Lots and lots of whales...
The whales are surely here now and we’ve already seen our first competitive pods (“active group of competing males”)! On Sunday (July 24th) we had a group of 10 whales in the same sighting and Lucy did well to record everything in an orderly manner!! That’s the biggest group we’ve ever recorded here since the research started in 2006. It was a competitive pod and at some moments the whales almost surrounded us and we had to manoeuvre very carefully.
During the last sighting for the day, we saw one whale swimming very close to some floating empty water bottles (used as buoys attached with ropes to bottom-set gillnets or fish cages, in this case; fish cages), and shortly thereafter the whale started with some strange surface activity behaviour, splashing and rolling around all over the place and we realised that he was entangled in the ropes.
We were talking about calling the disentanglement team (who were trained during the International Fund for Animal Welfare’s workshop here during the last season) for assistance, but since we were about an hour from where the team is based and our captains had also attended that workshop, we decided first to try to cut the whale lose by ourselves.
The whale approached us after becoming entangled, almost as if he was trying to show us that he needed help. Our captains managed to catch the bottles and pulled the rope, tied it to the front of our boat and cut away as much of the rope as they could reach.
Directly after, the whale did a couple of high and rapid surfacings, appearing to shake off the rest of the ropes and cages. We stayed with him for a while to see if he seemed ok, without following him too close and shortly after he calmed down and swam away, seemingly completely freed from the ropes and cages.
A good day’s work!
One of the most usual threats to whales all over the world is entanglement in fishing gear (bycatch), as we were reminded about today, also in our waters aroundZanzibar. This shows that the follow up bycatch and disentanglement workshop planned in September is much needed.

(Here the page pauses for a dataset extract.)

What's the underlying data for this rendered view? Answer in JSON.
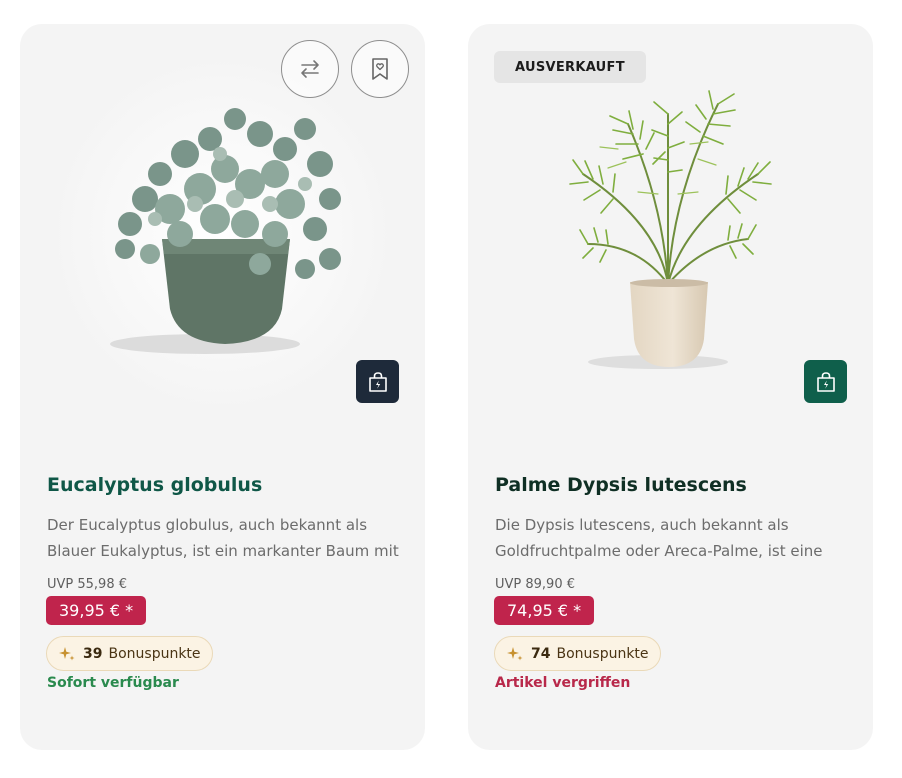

Big thanks to Mau who went to Stone town for our weekly food shopping on Sunday, when we didn’t want to leave all the whales. Unfortunately our old fridge decided to give up, but Yunusu our friend and man of all traits, wrapped it up in some old cardboard boxes and tied it together with one of our washing lines. He took it on the daladala to Juma in town the following morning to get it fixed and kindly saved our food and us by giving us some space in his family’s fridge.
The day after, we had one whale sighting not far from Dimbani and in the middle of our sighting, nine tourist boats arrived and joined us!
The weather was really rough with about 1.5m high swells and especially one of the small fibre boats were going dangerously close to the whales, and at one point a whale actually had to dive under their boat when they were blocking its way! It shows that education and regulations for the tourist boat operators are urgently needed here.
Meal of the week: Delicious dinner at Yunusu’s place, nyanya (“mini aubergines”), samaki (fish) dish with rice & mango, oranges and bananas. Yummy!!!
(‘See you soon’!)
For more information on the International Fund for Animal Welfare effort to protect whales around the world, visit http://ifaw.org